The reason it was called “Yarchei Kallah” was because the Torah is the kallah, the bride, of the Jewish Nation—and the two months of study were the honeymoon spent by the groom with his bride.
Rav also established the yeshivah in Sura, Babylon, which at its height had 1200 students.
The Talmud (Tractate Pesachim 8b) tells us that Rav was once asked about the students who lived in nearby villages and came to the yeshivah in the early morning while it was still dark outside. It was dangerous for them to do so, Rav was told—should they continue or should they wait until sunrise? Rav answered that they should continue to do so; he added, “Upon me and upon my neck.” In other words, he would take responsibility for their safety.
When Rivka Took the Curse
The first time we find such behavior in the Torah is in this week’s Torah portion of Toldos.

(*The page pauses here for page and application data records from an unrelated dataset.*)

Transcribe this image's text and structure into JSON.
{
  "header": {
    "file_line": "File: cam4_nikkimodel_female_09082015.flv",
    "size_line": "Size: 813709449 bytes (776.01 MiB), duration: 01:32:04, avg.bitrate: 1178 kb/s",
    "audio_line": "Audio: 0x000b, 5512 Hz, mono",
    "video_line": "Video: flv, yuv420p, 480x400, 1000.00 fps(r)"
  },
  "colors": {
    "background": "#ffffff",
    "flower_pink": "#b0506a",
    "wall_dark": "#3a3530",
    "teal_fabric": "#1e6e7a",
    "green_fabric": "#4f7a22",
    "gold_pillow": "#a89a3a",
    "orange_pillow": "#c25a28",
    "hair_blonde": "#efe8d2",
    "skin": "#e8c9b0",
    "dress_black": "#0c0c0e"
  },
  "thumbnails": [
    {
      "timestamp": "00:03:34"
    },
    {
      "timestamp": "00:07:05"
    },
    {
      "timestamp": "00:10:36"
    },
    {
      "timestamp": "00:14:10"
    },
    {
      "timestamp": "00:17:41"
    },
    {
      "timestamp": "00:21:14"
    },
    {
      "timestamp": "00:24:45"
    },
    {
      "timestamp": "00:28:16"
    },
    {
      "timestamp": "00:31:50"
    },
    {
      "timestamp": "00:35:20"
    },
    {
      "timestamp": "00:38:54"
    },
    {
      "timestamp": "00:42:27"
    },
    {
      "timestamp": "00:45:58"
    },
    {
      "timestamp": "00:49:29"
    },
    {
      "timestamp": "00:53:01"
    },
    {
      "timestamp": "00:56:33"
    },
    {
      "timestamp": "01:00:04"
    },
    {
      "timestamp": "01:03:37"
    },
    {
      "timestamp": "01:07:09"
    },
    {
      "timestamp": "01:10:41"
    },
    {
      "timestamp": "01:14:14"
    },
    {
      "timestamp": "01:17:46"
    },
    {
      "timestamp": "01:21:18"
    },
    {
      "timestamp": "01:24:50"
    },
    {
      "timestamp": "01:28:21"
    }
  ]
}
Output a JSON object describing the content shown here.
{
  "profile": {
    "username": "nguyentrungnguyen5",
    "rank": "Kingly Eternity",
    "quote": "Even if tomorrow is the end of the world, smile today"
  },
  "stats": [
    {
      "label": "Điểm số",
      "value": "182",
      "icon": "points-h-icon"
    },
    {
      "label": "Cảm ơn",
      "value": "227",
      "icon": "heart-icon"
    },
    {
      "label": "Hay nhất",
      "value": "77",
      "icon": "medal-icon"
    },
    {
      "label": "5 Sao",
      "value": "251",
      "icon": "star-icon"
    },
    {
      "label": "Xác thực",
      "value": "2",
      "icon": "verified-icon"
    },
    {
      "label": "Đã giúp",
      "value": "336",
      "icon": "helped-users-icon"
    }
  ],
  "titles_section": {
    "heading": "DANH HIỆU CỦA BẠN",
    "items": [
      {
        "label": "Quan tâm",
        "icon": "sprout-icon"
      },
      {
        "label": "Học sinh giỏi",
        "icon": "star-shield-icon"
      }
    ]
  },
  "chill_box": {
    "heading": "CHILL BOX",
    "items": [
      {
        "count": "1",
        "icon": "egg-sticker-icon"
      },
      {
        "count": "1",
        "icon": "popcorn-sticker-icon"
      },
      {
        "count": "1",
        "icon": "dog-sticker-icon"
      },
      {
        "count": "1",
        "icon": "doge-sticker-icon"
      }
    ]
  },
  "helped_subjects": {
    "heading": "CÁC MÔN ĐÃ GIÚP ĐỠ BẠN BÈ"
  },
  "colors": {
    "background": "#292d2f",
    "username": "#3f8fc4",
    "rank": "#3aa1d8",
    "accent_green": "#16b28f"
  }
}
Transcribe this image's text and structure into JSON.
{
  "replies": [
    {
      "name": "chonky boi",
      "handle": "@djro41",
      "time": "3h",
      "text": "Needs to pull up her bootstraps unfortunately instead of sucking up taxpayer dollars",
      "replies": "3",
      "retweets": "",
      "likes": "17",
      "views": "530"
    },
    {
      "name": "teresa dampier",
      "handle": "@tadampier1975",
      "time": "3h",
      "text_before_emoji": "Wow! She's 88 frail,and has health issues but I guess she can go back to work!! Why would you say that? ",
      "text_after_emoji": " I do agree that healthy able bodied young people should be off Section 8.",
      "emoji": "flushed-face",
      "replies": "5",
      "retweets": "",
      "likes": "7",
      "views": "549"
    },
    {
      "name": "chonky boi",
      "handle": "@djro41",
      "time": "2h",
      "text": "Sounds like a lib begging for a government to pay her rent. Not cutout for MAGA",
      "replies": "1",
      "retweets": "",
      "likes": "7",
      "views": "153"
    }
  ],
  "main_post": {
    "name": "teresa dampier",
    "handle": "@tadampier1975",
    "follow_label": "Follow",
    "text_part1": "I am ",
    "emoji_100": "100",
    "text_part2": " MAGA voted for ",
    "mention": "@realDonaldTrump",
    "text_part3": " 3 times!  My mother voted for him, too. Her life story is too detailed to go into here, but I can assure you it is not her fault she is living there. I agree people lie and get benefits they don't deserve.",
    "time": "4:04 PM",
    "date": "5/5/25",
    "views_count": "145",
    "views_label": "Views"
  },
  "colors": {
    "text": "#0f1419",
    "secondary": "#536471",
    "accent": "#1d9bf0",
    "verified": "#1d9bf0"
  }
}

In this week’s Parshah, the one “hot” story is the story of the blessings. Yitzchak called in his son Eisav and told him to put together a good meal for him, and in exchange, he’d bless him. Rivka overheard the conversation between father and son and immediately swung into action. She called Yaakov and told him that his father wanted to bless Eisav before he died, and she wanted him to specifically bless him, not Eisav. Why so? Because Yaakov had purchased the first-born birthright from Eisav, and therefore, essentially, those blessings really belonged to him.
Now, Yitzchak was blind. Rivka advised Yaakov to get some food and bring it to Yitzchak, and then get blessed by him. But Yaakov was shocked, and asked his mother, “Perhaps my father will feel me?” and discover that it’s him, not Eisav, and instead of blessing him, curse him.
The Torah then tells us, “And his mother said to him, ‘Your curse is upon me, my son.’” And the Rashbam says on this verse, “Upon me and upon my neck.”
In other words, Rivka took responsibility for anything that might occur. And indeed, when it was all over, Yaakov got the blessings, and Yitzchak even approved the entire thing after the fact, saying, “May he also be blessed.”
Step Up to the Plate
Human nature is such that when it comes to public issues that are not people’s concern, they generally flee from responsibility. They say to themselves, “What do I need this headache for?” Whenever a volunteer is sought for whatever cause or activity, people immediately think to themselves, “Why should I take responsibility? There are a lot of talented people in the community who are much smarter than me, more successful than me, etc.—why should I push myself into this matter?”
But along comes the Rebbe to teach us, “Upon me and upon my neck”—not to run away from responsibility anymore but rather, to get up and take responsibility.
So if you see something pertaining to Judaism or Jews that needs work, even if you know good and well that there will be tough moments; that there will be people who will get offended and angry; that you’ll need a lot of money that you don’t have and that it will disturb your regular routines, despite that all, the Rebbe taught us to get up and take responsibility: “Upon me and upon my neck.”